### REQUIREMENT
For each line below that holds "messages", return the line as it stands.
Segment Start: THE DATA
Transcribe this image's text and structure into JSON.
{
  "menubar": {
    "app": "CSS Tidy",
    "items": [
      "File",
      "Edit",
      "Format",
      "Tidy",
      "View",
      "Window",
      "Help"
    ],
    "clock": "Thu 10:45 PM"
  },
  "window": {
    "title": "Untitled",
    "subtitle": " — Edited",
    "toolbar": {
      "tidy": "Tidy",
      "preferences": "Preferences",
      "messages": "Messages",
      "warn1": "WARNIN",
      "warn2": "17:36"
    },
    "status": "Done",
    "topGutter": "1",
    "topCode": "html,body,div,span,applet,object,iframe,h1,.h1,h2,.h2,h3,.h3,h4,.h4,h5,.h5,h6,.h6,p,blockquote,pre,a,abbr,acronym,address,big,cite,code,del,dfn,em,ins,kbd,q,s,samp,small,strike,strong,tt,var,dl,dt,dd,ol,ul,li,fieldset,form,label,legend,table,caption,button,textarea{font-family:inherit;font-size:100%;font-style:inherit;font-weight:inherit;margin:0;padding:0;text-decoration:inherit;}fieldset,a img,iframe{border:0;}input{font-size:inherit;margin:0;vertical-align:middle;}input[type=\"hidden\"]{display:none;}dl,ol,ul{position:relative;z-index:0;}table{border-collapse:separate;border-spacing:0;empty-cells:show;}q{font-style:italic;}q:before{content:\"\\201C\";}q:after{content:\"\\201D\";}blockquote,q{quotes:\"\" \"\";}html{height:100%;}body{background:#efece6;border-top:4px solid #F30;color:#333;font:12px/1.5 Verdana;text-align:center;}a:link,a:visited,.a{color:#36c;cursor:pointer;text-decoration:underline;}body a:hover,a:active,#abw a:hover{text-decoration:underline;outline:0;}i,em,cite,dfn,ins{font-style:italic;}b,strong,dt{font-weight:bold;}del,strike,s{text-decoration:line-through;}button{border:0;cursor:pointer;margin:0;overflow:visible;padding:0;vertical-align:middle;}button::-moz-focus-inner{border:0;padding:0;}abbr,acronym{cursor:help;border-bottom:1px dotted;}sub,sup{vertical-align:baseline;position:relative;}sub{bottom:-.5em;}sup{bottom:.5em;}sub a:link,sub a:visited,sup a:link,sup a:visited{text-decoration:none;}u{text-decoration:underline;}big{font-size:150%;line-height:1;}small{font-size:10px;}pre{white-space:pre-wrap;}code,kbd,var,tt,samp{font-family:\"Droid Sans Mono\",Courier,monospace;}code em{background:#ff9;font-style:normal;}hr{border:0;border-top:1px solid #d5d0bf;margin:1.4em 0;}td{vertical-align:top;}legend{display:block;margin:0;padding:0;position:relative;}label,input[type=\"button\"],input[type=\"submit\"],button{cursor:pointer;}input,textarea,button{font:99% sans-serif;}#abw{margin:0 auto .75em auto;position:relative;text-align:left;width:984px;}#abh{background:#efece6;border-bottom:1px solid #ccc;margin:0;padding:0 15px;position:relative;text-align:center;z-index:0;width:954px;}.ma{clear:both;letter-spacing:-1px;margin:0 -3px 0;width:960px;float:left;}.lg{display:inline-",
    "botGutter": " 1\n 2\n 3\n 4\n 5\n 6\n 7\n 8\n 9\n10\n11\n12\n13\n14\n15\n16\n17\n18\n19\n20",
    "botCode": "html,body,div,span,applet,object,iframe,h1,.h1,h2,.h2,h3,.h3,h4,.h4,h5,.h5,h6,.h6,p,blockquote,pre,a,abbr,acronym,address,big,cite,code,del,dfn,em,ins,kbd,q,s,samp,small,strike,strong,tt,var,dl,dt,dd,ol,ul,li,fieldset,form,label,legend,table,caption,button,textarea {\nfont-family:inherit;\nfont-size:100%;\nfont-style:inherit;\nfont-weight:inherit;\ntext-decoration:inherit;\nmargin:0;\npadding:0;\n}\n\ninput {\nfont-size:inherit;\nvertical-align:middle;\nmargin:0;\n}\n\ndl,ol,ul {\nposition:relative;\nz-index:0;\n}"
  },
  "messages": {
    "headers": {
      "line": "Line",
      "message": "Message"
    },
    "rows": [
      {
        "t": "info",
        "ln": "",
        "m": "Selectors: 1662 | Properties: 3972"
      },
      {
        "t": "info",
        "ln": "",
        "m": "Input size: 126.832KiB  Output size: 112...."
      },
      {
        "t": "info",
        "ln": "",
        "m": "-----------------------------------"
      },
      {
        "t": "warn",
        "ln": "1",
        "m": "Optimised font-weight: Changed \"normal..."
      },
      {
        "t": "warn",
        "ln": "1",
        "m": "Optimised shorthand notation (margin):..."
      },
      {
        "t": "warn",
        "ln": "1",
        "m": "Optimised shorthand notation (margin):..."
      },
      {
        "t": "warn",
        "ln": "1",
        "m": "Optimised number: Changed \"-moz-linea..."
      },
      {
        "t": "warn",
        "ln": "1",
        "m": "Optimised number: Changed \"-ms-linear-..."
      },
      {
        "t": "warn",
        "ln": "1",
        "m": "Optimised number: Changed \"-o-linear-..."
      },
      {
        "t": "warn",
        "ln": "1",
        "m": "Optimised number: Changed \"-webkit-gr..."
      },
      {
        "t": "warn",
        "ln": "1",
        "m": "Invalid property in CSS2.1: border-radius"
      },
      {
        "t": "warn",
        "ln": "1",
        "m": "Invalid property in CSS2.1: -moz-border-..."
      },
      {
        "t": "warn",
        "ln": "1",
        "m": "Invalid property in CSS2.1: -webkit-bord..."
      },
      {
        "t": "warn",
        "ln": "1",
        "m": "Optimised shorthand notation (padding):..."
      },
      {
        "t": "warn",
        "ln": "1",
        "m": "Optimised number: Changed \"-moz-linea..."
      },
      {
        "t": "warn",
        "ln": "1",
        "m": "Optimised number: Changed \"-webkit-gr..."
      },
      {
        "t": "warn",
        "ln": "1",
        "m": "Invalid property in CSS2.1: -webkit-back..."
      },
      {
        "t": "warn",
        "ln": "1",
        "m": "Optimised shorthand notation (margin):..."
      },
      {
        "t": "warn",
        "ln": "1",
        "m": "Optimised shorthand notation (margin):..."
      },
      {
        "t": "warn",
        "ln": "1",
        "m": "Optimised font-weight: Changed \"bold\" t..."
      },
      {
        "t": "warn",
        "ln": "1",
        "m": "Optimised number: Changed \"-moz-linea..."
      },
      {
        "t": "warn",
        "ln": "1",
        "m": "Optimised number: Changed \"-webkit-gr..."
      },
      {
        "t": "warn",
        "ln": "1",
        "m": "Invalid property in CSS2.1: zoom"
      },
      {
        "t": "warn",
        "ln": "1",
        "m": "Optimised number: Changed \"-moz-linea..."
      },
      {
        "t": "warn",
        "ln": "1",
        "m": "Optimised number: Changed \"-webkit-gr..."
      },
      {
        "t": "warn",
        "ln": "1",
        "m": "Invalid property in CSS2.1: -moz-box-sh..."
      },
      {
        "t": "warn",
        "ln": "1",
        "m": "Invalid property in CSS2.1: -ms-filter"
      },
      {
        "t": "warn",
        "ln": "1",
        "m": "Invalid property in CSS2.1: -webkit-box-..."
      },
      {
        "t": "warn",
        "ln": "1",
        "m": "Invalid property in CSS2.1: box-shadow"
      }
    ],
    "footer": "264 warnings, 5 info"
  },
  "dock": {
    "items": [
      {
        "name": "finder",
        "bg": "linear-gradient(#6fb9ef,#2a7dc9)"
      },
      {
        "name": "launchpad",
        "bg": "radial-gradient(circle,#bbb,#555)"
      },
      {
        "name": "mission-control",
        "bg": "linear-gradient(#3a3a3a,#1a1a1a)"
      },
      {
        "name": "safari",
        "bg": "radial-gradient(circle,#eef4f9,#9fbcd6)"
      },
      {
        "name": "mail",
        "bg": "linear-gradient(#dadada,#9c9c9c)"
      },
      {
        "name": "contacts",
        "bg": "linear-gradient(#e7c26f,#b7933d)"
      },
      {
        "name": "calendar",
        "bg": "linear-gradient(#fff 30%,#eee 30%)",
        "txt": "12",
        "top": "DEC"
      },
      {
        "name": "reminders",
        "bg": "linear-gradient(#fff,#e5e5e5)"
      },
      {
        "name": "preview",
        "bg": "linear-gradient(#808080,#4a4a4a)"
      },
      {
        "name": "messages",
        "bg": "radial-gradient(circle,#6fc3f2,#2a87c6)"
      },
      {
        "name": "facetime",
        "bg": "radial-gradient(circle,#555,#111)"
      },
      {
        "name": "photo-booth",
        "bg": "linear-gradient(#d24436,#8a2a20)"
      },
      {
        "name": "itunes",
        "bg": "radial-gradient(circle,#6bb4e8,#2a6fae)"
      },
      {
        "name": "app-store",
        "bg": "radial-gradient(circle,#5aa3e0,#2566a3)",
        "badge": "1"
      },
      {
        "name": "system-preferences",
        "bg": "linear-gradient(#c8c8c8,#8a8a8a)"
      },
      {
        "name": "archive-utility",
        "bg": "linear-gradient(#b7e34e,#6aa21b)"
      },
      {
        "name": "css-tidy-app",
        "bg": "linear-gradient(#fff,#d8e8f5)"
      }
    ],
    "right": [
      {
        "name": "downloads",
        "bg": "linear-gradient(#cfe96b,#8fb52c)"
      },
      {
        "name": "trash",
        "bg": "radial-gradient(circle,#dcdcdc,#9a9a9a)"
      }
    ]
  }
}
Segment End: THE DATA
### SOLVED PROBLEM
      "messages": "Messages",
  "messages": {
        "name": "messages",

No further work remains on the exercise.